Helping employers deal with returning employees

The Ontario Human Rights Code prohibits discrimination in employment based on an employee’s disability. Not discriminating includes accommodating a return to work.
I often get calls from employers who are facing the return to work of an employee who has been away for 12, 18 or 24 months: “Everything has changed,” they say, “We have reorganized the whole office and the responsibilities of that job have been distributed among four different people,” or, “I could not get anyone to take the job on a short term basis so I had to promise them full time employment.”
The employer then proceeds to ask me if they can put the disabled employee into some other job at the same rate of pay.
Whether they like it or not, the answer is no. If the returning employee, with or without some modifications to the job, can still perform their core responsibilities, they must be returned to their pre-disability position. If people who became ill were to lose their position simply because they were away from work, they would be suffering a negative effect directly as a result of their disability. That is called discrimination. It does not matter at all that the employer is not trying to punish the disabled employee or really does want them back.
Clearly, if an employer could prove that even if the employee had never been away ill they would have had to change positions for other unrelated reasons, such as changes in the business or new technology, the employee does not have to be put in their pre-disability position. An employee should never be worse off as a result of being away from their job ill, but they should not be better off either.
The only defence that the Ontario Human Rights Code allows for employers in not returning an employee to their pre-disability position is “undue hardship”.
That concept is far too large to describe in this article but put simply, it’s extremely difficult to prove. Some lawyers would tell you that undue hardship means the employer has to prove that accommodating the employee would endanger the financial stability of the company as a whole, almost to the verge of collapse.
If an employee’s illness has left them in a situation where even with some modifications to the job they cannot perform their core duties, the employer’s obligation is to look for any other open positions that the employee might be able to fulfill.  The employer has no obligation to create a job that does not exist or pay for work they do not need.
Ultimately, nobody from the Ontario Human Rights Tribunal is going to come down and make the employer put the employee back in their old job. They simply are not capable of reacting that quickly. If the employee does not accept the new position, however, and sues for wrongful dismissal and violation of their human rights, they will win.

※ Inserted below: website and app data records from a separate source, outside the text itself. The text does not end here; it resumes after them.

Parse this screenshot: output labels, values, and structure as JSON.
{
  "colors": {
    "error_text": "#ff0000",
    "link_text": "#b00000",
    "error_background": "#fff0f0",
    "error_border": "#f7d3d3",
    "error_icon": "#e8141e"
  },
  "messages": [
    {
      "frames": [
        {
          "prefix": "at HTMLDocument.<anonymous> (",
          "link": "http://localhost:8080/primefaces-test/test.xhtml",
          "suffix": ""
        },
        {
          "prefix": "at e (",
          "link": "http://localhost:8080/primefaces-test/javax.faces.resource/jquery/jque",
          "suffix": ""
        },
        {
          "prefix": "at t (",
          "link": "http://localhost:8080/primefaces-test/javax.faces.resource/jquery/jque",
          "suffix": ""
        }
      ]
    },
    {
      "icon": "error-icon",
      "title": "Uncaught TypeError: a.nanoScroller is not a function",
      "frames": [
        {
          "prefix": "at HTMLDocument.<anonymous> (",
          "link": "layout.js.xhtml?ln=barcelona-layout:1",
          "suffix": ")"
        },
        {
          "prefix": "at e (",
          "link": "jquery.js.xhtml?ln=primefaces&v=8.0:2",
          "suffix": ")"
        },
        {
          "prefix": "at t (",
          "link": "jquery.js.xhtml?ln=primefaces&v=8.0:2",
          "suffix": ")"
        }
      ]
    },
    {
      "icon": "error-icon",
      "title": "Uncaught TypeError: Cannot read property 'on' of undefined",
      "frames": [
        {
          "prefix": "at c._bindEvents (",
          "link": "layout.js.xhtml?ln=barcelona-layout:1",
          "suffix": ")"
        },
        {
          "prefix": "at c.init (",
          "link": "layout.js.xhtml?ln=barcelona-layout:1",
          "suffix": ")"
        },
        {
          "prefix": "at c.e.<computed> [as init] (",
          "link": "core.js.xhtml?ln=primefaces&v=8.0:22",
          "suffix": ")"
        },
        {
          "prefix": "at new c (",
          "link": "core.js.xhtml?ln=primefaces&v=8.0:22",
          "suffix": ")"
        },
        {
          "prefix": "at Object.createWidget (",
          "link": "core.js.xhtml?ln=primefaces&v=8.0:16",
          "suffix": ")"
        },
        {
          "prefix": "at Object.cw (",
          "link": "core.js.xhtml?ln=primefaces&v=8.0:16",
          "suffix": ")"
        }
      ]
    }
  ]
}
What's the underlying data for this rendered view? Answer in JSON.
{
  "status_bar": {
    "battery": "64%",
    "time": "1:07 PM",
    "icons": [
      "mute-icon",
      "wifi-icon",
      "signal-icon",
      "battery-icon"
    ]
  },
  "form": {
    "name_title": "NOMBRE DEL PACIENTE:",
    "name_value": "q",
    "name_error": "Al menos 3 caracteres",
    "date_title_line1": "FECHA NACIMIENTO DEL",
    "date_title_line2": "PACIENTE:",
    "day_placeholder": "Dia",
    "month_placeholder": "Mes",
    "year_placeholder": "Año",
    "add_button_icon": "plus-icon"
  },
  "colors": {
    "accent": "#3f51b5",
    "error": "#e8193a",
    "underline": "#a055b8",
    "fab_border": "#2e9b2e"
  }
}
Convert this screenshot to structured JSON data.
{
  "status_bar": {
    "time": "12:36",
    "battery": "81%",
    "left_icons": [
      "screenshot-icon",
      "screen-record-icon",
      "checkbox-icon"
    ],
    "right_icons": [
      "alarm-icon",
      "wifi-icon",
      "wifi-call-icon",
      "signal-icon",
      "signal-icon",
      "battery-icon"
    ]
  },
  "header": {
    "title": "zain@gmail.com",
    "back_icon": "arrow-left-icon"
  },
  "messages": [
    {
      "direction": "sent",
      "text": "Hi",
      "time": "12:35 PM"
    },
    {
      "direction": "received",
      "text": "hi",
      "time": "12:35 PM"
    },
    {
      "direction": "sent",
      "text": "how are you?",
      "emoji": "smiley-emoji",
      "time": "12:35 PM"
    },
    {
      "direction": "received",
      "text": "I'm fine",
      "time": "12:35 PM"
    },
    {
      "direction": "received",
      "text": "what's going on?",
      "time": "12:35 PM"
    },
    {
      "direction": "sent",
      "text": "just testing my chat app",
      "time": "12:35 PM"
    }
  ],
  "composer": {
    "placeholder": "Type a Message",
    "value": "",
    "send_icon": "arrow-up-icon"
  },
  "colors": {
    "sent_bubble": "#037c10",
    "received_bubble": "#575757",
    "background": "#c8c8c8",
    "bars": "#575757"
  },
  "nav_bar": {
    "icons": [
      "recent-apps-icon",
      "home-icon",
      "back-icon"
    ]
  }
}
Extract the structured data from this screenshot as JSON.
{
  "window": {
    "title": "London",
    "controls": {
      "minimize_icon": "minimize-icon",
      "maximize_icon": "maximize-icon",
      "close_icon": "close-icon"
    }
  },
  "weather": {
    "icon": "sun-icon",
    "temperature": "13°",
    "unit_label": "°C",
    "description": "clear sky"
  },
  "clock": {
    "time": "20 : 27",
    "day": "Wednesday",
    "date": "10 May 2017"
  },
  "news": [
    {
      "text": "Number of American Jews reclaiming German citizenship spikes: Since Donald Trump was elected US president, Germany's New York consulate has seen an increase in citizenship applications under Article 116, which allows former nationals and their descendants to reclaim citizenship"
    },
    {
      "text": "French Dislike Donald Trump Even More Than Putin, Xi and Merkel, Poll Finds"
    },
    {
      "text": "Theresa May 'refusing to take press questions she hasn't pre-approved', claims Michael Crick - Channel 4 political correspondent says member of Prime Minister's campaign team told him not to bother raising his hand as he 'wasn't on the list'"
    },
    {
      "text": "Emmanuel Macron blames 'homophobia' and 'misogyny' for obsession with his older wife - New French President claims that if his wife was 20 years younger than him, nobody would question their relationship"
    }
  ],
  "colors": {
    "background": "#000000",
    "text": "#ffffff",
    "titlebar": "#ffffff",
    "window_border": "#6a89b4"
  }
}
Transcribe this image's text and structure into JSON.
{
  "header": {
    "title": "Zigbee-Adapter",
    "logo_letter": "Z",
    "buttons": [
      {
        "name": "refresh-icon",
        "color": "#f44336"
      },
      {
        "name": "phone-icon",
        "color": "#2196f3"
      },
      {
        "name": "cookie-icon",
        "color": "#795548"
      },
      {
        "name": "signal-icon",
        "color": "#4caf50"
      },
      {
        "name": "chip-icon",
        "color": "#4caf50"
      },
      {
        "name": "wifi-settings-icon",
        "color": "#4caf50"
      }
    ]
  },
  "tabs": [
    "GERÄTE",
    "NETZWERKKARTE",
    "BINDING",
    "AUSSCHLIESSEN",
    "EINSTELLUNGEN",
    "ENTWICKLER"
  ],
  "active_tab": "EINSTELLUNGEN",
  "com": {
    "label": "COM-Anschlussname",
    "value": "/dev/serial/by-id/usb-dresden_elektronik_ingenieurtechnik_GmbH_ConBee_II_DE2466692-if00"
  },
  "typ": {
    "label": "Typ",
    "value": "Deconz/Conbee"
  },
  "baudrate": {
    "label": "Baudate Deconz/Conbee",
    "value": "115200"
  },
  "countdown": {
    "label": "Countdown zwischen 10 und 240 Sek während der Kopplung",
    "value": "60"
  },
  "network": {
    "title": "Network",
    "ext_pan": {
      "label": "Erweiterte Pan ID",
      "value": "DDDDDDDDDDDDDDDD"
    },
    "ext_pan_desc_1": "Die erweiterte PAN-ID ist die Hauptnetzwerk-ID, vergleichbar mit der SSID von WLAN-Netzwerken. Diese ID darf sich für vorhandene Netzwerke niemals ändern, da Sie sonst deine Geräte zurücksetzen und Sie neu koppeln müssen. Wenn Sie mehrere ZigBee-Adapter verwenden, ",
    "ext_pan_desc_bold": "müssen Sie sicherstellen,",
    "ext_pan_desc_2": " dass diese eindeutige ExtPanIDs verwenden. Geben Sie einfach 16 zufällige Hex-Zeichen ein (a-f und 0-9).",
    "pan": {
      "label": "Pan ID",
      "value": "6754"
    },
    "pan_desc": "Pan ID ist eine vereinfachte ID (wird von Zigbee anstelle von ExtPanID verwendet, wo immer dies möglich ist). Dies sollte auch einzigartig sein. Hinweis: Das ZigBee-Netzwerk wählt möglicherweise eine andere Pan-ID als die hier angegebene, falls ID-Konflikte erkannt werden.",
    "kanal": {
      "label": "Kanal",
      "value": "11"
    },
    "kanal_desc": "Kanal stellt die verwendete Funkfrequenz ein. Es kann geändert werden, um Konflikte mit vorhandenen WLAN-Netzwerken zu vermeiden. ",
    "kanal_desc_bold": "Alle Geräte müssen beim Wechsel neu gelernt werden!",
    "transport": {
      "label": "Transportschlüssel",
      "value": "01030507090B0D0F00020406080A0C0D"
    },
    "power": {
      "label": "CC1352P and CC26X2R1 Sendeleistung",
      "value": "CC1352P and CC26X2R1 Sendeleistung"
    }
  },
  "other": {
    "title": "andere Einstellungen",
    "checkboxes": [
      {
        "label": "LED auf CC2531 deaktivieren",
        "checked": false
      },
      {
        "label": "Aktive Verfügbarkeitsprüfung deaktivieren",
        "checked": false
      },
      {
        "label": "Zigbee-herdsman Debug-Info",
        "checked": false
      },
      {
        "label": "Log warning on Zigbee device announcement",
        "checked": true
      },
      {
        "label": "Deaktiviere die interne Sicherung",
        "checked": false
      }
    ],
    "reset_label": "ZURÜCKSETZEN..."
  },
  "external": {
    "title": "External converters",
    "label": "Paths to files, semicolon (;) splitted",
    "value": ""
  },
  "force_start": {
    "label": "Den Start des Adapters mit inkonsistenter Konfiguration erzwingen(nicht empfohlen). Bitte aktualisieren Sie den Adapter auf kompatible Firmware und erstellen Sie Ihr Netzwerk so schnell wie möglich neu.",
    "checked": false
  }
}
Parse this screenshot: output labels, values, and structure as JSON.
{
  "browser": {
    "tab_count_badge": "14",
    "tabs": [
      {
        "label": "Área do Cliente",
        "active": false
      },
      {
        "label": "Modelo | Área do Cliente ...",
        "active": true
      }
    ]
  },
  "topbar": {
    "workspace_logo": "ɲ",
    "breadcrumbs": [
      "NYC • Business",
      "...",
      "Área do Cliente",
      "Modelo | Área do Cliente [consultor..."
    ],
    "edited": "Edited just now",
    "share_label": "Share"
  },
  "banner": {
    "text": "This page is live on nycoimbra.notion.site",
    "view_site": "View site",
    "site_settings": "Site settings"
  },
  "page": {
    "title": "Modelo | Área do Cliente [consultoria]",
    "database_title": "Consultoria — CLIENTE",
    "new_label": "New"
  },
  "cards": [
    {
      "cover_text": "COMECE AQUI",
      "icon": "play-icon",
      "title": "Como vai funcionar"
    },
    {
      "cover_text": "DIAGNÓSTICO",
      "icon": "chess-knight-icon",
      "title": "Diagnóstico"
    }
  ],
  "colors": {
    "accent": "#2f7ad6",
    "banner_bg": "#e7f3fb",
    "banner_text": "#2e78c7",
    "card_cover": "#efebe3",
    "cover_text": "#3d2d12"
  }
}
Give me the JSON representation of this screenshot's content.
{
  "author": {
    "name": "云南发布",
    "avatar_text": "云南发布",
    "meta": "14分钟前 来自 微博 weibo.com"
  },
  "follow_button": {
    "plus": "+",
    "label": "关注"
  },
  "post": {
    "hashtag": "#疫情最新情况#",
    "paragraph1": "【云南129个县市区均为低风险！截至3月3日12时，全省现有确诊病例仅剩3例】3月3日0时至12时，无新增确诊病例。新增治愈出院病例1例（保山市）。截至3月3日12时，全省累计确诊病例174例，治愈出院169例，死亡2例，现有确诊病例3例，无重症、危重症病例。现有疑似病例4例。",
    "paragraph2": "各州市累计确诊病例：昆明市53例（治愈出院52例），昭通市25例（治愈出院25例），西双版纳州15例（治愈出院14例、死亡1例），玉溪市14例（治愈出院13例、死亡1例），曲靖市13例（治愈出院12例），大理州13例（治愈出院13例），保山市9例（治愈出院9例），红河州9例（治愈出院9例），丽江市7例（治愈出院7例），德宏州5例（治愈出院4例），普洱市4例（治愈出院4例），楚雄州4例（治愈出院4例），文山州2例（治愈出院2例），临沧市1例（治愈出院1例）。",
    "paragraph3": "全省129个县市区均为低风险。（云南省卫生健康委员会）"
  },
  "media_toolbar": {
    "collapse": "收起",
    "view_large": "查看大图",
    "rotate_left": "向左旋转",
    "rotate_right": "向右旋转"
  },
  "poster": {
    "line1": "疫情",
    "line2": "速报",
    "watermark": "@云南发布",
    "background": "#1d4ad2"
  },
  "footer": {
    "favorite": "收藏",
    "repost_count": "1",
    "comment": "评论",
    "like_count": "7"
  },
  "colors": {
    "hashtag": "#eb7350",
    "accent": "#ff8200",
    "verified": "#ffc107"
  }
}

Instead of just paying a normal severance package, the employer is going to pay that plus a significant amount more. The reality is that at the end of the day it’s a lot cheaper to terminate the employee who has been filling in during the absence.
The same concepts apply to a termination. If an employee is terminated on their day of return to work from a disability leave, the onus will be on the employer to prove it had nothing to do with their illness. If the employer can show that regardless of the employee’s absence changes happened that would have resulted in their termination, they will have a good defence. You should not lose your job because you were sick and you should not be able to keep it just because you were sick either.
A question often arises as to when to tell the employee that they are out of a job. Imagine a situation where an employee has been off ill for eight months and is not returning to work in the foreseeable future. The work that they and others in their department do is contracted out and their department closed down. Do you send them a letter or call them up when they are off ill and give them the bad news or wait until they can return to work? The more advanced notice you give them the better chance they will have to find new employment by the time they are able to return to work. On the other hand, upsetting the employee can make an illness worse and delay their recovery.
My usual advice in these circumstances to employers is to delay advising the employee if they are off work as a result of mental health issues, including depression and anxiety but to let them know as soon as possible in all other circumstances.
Prompt honesty is almost always the best policy.
As published in the Hamilton Spectator, October 11, 2008
Ed Canning
Ed Canning
P: 905.572.5809